Dead long before he was dragged onto the beach. 

Now, more than a year after the attack, the clubbies on the skis, Iain Rogers and Geoff Carlin, along with Kane Haley, who’d just beached his ski and who split to get an ATV with first aid supplies, have spoken about the hit.

The fourth clubbie, Jason Baker, the man who paddled into the maelstrom to try and rescue Slater, is still too rattled to talk about it. 

Haley says he’d just wrapped up a training sesh with the local junior lifesavers, nippers they call ‘em in Australia.

Most times they’d head back out for a surf but, instead, he told ‘em to shower and go home.

It’s a decision he’s thought about ever since. 

“We nearly always had a surf after training,” Haley told the Courier-Mail. “And that’s exactly where we would have paddled back out. It’s such a sliding doors moment because if something had happened to one of the kids who had put their trust in me, I don’t know what I would do.”

Carlin, Rogers and Baker were on their skis after a training run to North Kirra and back when they saw Slater paddle over a wave before being hit “by an underwater bus.” 

“It was so quick,” said Carlin. “It was like a bus was coming through the water and took him underwater.”

Baker went to Slater; the others went to the beach for help. 

The scene was “chaos” as spectators came to look while “others ran away screaming.” 

Haley, whose daughter was surfing at the time, says he took a few days away from the beach but has since returned with this kid. 


“There’s not a day goes by that it’s not present,” he said.


I am a sick man, I am a spiteful man, I am an unattractive man, I believe my liver is diseased, however, I am also at Kelly Slater’s Surf Ranch feasting on a cornucopia of ill-deserved waves!


The World Surf League will not want to read this, though it will, and you will not want to either but the trigger warning rests in the title.
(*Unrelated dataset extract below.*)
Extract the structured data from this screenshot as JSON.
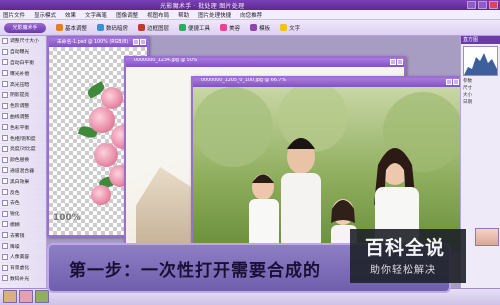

I am sick man, spiteful man, diseased liver, possibly, etc. And yes, I am currently at Kelly Slater’s Surf Ranch feasting on ill-deserved waves.

The amount of industrial farm dairy manure I’ve tossed Lemoore’s way has been Hall of Fame worthy. The number of cow pies lobbed from Cardiff-by-the-Sea nearing number of pitches thrown by the great Nolan Ryan through his 27-year career though I haven’t been all wrong.

As a venue for Championship Tour events, it is terrible.


As a wave to surf, it is fun and the surf journalists who surfed, here, far better than me some three-years-ago can all attest except for Nick Carroll who was forced into a party wave situation by the great Vaughn Blakey.

But as a learning canvas, it is… perfection.

Kelly Slater, Adam Fincham’s brainchild showcases every single flaw in ones game, every kink, every joint right out of place but, when feasting, ramming wave after wave after wave down gullet, those can be ironed out one at a time. Arm first, head second, legs sometime after sensible, organic lunch.

Surf Ranch, you see, now videos every single wave and they are available for review directly.

Brooke, brilliant surf team supervisor, with nose for hard truths and easy explanations, walked me through the turns, opening shoulders, double hand dragging barrel to square etc. and I’ve known these truisms all my surfing years but have never actually tried to do anything about these fault in my stars. Who has the time for that sort of nonsense in the ocean, where good waves are actually more precious than all of the Instagram followers in the world, especially when the spectre of a full blown, lifelong acceptance, love even, of intermediacy has taken root in our culture?

Not me.

Until yesterday.

And today.

Many kinds left to work.
Many kinks left to work. Much more wave to climb.

A gluttonous, unjustified bacchanal just gorging on wave after wave after wave with wife, friends, Surf Ranchers, but it would be even more spiteful to leave it on the table, no? More sick and unattractive to continue top turning with both arms out front, shoulders closed and head looking wrong, yes?

More as the story develops.